Warren Gamaliel Harding, 1921-1923 Cleveland Indians (From just above Columbus, he's in territory that is not without its share of Reds fans.)

Calvin Coolidge, 1923-1929 New York Yankees One of the worst presidents in history, he grew up in New England, but saw a bunch of Yankees games in DC. Probably was a bandwagon Senators fan, too.)

Herbert Clark Hoover, 1929-1933 Tough to call. (Hoover was a terrible president but a huge baseball fan. He grew up all over the country but judging from his attendance records as president, he could have been a Philadelphia A's fan, although they booed him mercilessly at one game. Maybe he would have been a Nats fan.)

Franklin Delano Roosevelt, 1933-1945 New York Giants (FDR loved baseball and the Giants. I guess he'd be a Mets fan today.)

Harry S. Truman, 1945-1953 St. Louis Cardinals (Truman attended more games as POTUS (16) than any other, all in Washington. He could have been a Nationals fan, but he grew up in Independence.)

Dwight David Eisenhower, 1953-1961 Kansas City Royals (I know that Kansas City is in Missouri, but it's the closest team to the place in Kansas where Ike was from. Ike may have played semi-pro ball in a Kansas league before attending West Point.)

John Fitzgerald Kennedy, 1961-1963 Boston Red Sox (The quintessential New Englander. Although he liked football more than baseball.)

Lyndon Baines Johnson, 1963-1969 Houston Astros (Doesn't seem to be much of a baseball fan.)

Richard Milhous Nixon, 1969-1974 Los Angeles Angels (Tricky dick was a big baseball fan who grew up in the Anaheim area. He attended a few Angels games as POTUS.)

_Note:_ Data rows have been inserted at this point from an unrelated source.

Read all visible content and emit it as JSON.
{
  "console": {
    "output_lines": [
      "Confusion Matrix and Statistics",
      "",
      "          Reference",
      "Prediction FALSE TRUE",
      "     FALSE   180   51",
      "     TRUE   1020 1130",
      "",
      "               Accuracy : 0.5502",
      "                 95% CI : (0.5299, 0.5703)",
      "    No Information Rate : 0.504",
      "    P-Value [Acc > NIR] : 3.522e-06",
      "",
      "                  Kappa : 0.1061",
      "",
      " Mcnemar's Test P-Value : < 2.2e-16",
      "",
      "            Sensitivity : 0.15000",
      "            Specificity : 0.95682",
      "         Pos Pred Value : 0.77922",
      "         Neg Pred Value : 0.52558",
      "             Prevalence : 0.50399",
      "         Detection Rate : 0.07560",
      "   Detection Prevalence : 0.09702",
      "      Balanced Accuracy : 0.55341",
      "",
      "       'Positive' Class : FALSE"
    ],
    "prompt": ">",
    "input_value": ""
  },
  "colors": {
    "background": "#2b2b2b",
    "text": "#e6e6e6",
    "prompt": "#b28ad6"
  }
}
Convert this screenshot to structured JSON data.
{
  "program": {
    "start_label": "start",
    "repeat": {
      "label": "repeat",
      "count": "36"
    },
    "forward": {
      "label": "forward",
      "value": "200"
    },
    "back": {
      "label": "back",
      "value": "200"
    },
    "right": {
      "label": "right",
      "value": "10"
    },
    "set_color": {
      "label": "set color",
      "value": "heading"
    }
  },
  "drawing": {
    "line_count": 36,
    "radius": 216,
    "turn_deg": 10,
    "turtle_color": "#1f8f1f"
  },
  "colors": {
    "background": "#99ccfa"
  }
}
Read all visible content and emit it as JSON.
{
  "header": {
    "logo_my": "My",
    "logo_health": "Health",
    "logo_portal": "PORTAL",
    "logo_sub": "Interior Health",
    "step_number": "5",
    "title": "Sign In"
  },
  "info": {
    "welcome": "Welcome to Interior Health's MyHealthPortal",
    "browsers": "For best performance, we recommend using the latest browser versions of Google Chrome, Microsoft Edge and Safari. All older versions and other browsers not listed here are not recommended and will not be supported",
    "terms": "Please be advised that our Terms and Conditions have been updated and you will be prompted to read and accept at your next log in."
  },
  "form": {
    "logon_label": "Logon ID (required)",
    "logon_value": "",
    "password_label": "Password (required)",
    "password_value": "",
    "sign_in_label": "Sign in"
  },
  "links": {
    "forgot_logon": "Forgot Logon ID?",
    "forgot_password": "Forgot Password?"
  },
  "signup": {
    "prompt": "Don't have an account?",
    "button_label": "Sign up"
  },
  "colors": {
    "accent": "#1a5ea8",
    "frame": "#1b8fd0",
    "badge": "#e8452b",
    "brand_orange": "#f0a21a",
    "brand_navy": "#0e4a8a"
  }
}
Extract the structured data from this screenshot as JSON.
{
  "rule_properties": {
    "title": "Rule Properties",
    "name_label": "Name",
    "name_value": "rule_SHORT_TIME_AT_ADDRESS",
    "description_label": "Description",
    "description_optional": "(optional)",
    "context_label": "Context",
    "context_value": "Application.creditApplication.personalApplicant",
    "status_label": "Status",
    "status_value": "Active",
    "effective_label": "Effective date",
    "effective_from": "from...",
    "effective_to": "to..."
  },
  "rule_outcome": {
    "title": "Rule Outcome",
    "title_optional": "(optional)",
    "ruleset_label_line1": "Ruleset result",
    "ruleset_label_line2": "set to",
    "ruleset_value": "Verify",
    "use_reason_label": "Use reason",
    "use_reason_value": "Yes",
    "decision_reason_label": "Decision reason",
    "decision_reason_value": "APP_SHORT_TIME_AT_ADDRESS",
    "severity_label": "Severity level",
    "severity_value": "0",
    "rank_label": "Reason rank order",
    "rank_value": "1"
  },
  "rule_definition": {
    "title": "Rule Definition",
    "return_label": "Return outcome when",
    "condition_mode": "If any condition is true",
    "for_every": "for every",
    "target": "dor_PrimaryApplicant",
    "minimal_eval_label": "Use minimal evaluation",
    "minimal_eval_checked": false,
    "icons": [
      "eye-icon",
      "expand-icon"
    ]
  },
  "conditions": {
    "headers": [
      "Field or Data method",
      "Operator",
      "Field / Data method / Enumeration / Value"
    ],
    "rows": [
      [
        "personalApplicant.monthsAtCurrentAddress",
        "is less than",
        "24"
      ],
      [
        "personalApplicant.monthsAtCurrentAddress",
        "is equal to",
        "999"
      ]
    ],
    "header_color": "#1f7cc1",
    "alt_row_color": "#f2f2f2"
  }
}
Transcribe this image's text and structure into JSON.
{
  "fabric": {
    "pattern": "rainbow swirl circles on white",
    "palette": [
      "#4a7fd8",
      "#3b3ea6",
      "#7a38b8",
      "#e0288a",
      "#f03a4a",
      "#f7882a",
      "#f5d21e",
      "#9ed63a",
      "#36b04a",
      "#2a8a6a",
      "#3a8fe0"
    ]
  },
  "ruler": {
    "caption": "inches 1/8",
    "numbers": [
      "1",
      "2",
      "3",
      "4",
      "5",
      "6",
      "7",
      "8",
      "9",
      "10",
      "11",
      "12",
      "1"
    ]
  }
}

Gerald Rudolph Ford, 1974-1977 Detroit Tigers (He was raised in Grand Rapids.)

James Earl Carter, Jr., 1977-1981 Atlanta Braves (He's frequently seen at Barves games.)

Ronald Wilson Reagan, 1981-1989 Chicago Cubs (He was born in Illinois and called Cubs games on the radio in the thirties.)

George Herbert Walker Bush, 1989-1993 Houston Astros (A staple behind home plate when he was healthy.)

William Jefferson Clinton, 1993-2001 St. Louis Cardinals (That's a shame.)

George Walker Bush, 2001-2009 Houston Astros (Rangers ownership aside.)

Barack Hussein Obama, 2009-2017 Chicago White Sox

If you know of any president who was actually a fan of a team and I got it wrong, let me know. A lot of this is just imagination.